mandela: the process of illusion and disillusionment is part of life and goes on endlessly

divine postman: indeed nelson, in my early twenties what struck me forcefully was the conflict between my expectations, that were fed through schooling, and actual experience.

mandela: many have the idea, divine postman, that they will leave the lecture room straight to some cosy job, with a steady income, and living life generally comfortable.

divine postman: you see that creates a sense of complacency because you never push yourself and explore your limits.

mandela: it’s like you sitting on a rocking chair moving back and forth, thinking you going somewhere but in actual fact you are standing still.

divine postman: my experience was different nelson, i moved in circles where common sense and practical experience were important, and where a high academic qualification was not necessarily decisive.

mandela: intuition serves us best divine postman, we can only trust what is within when we are confronted with life-changing situations, because the ability to decide instantly is something you can never learn from school.

divine postman: hardly anything i had been taught at university seemed directly relevant in my new environment.

mandela: do you consider it a worthwhile experience that you were at university
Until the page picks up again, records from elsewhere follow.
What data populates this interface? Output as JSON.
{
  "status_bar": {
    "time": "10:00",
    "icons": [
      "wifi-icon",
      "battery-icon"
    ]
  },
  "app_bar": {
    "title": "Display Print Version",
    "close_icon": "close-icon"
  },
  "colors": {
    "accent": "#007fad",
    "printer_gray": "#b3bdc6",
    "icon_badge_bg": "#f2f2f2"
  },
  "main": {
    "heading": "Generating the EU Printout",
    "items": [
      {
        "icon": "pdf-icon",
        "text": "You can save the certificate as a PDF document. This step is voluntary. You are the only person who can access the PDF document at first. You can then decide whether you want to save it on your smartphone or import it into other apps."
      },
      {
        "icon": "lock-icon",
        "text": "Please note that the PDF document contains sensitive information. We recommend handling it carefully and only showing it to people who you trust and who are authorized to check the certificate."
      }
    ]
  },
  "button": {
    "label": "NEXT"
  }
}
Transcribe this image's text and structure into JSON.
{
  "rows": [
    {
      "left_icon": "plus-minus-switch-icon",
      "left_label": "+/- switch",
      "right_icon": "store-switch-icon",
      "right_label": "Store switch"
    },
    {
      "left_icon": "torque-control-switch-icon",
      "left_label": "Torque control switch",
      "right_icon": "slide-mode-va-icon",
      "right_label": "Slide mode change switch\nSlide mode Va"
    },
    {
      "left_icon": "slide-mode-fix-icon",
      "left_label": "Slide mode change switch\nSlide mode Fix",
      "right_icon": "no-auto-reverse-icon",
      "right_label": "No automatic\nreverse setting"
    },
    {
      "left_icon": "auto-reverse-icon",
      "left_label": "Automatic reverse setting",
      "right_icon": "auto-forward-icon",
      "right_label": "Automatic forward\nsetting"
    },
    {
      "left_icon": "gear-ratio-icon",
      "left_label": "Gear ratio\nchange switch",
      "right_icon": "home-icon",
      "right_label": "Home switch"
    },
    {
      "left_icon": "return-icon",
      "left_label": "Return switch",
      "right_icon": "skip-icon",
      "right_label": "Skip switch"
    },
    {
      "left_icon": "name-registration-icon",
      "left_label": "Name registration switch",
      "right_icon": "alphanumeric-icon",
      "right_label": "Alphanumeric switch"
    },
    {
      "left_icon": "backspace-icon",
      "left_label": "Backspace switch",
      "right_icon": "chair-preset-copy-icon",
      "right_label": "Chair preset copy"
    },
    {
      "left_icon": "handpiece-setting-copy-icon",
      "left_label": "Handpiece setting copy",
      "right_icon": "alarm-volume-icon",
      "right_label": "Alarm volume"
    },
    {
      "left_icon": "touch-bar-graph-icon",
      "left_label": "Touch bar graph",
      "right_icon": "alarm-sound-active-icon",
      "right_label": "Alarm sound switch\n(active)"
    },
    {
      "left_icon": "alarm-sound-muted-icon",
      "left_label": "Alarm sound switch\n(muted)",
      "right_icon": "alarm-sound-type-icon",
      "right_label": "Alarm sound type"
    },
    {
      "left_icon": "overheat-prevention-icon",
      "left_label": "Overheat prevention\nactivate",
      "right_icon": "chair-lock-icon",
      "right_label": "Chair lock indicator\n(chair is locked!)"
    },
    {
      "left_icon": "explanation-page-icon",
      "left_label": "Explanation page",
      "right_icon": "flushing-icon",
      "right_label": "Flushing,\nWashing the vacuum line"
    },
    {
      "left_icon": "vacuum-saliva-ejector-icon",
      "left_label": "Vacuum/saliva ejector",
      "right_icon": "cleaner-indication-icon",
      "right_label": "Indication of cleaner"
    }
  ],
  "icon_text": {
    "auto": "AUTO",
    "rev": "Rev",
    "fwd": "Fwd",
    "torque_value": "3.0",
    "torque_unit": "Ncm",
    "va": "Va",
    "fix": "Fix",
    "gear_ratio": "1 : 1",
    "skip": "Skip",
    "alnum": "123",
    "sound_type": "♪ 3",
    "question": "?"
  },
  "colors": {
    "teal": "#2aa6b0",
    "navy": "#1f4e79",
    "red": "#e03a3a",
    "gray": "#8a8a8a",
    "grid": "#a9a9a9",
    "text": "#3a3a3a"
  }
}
divine postman: yes and no, it showed me what i did not want in life, which was comfort and security and what i did want which was adventure and uncertainty

mandela: is that why you subsequently dropped out, because schooling breeds a sense of entitlement whereby you depend on an institution or corporation to fulfill your wants

divine postman: indeed nelson, i’ve come to learn that what matters most is having discipline and a strong will

mandela: in other words being defiant, that no matter who says what you will achieve your destiny

divine postman: of course the might of necessity permits no resistance